Where to now and next for organic food? This is the question Maartje van den Berg, Rabobank’s senior analyst for consumer foods, has focused upon following the annual Biofach fair in Nuremberg, Germany.
This is the world’s biggest organic and foods trade fair, so what happens here points towards what’s coming down the line.
Van der Berg emphasised that organic has the wind in its sails, compared to the fairly stagnant general food market.
However, for countries with a significant amount of organic food sales, this growth shows “some signs of stabilising”.
“A few examples: market growth in France was 22% in 2016, and 18% in 2017. In the Netherlands, it was 9% in 2016 and 5% in 2017. The big exception is Spain, where the market for organic food grew stronger in 2017 (+16%) than in 2016 (+12%).”
Overall the EU growth for organics, at 11%, is still strong, while it is expanding into eateries and public procurement, in particular, she notes.
The accepted upper limit of organic consumption is seen to be 5-15% of consumers: that’s those with the interest and the money to buy organic.
However “there are signs that the ‘natural’ reservoir of organic buyers is growing, as younger consumers are more geared towards sustainable consumption, and organic is trendy. Plus, of course, in many countries, disposable incomes are rising, while at the same time, price premiums of organic products are coming down.”
This latter point on premiums is important, and a sign of a maturing sector:
Anecdotal conversations this columnist has had with organic food businesses supplying the German market confirm this: reaching an organic price premium is easier in Ireland than in a country where organic is fast becoming an everyday purchase.
In Ireland, organic is the premium, in Germany, it’s one of the required markers to set your product apart.
As van der Berg puts it: “The organic food players are already strongly diversifying their offer. Where a few years ago ‘just’ the organic label was enough to sell a product, we now see brands and products marketed as healthy and natural (and organic).”
Biofach also saw a huge focus on ecological packaging and on plant-based foods, while there was also animated discussion on the future direction of organic itself. Should it expand sales or deepen its green credentials?

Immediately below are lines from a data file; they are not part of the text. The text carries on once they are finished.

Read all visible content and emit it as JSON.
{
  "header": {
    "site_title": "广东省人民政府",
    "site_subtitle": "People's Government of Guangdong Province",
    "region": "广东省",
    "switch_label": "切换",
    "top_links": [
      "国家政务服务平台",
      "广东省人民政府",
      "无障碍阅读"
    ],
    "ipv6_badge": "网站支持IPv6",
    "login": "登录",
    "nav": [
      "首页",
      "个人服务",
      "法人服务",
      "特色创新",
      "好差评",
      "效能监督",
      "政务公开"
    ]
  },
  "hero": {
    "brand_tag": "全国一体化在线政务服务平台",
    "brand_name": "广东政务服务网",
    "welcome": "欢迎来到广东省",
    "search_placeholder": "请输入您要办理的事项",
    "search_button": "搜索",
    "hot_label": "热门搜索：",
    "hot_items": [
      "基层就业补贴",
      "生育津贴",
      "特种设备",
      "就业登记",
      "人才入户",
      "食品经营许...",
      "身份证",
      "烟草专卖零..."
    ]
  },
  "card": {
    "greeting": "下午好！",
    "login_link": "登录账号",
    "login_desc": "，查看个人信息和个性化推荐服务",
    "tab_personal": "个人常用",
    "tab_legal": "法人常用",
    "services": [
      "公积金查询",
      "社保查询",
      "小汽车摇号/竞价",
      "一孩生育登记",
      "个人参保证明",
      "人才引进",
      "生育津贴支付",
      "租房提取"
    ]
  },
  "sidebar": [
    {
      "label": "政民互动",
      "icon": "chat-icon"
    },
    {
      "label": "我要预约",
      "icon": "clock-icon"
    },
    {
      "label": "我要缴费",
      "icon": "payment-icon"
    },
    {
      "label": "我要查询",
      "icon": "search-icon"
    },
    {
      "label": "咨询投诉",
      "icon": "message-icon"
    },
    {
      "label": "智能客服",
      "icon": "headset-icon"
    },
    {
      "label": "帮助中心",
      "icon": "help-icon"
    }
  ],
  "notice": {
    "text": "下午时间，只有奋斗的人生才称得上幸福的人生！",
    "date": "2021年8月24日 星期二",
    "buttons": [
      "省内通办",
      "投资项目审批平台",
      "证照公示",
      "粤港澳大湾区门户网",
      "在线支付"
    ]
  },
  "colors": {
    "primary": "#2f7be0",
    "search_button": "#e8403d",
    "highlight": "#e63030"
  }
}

While the clichéd notion of the “conventionalisation” of organics presumes that the sector slowly turns into the conventional sector, as often is the case with political economy perspectives, nuance is needed. So in this case, the Rabobank author points to the significant growth into the German market of Demeter (certified biodynamic) produce.
Biodynamic produce in many ways predates organic, and is seen as coming from a ‘muck and magic’ end of the organic spectrum. And yet, it keeps coming back as organic food sales ride waves and crash, come and go, ebb and flow.
This phenomenon shows itself in the stricter elements in the new organic standard (for example with regard to seeds) and in the ongoing discussions on the threshold levels of what are considered contaminants in organics food from conventional inputs. This too was a Biofach discussion — how low should the levels be set for (for example, the pesticide residues from field drift, or food processing inputs that may pass over in a lorry or packing house).
Recently, we spotlighted here that there are new approaches – regenerative, biological and more – that may look and seem like organic, but more, as it were, earthy. Since then, it has been announced that the Organic Trust will provide Pasture for Life certification for “100% grass-fed meat and dairy in Ireland”.
How this relates to organic certification we’ll investigate in the weeks ahead.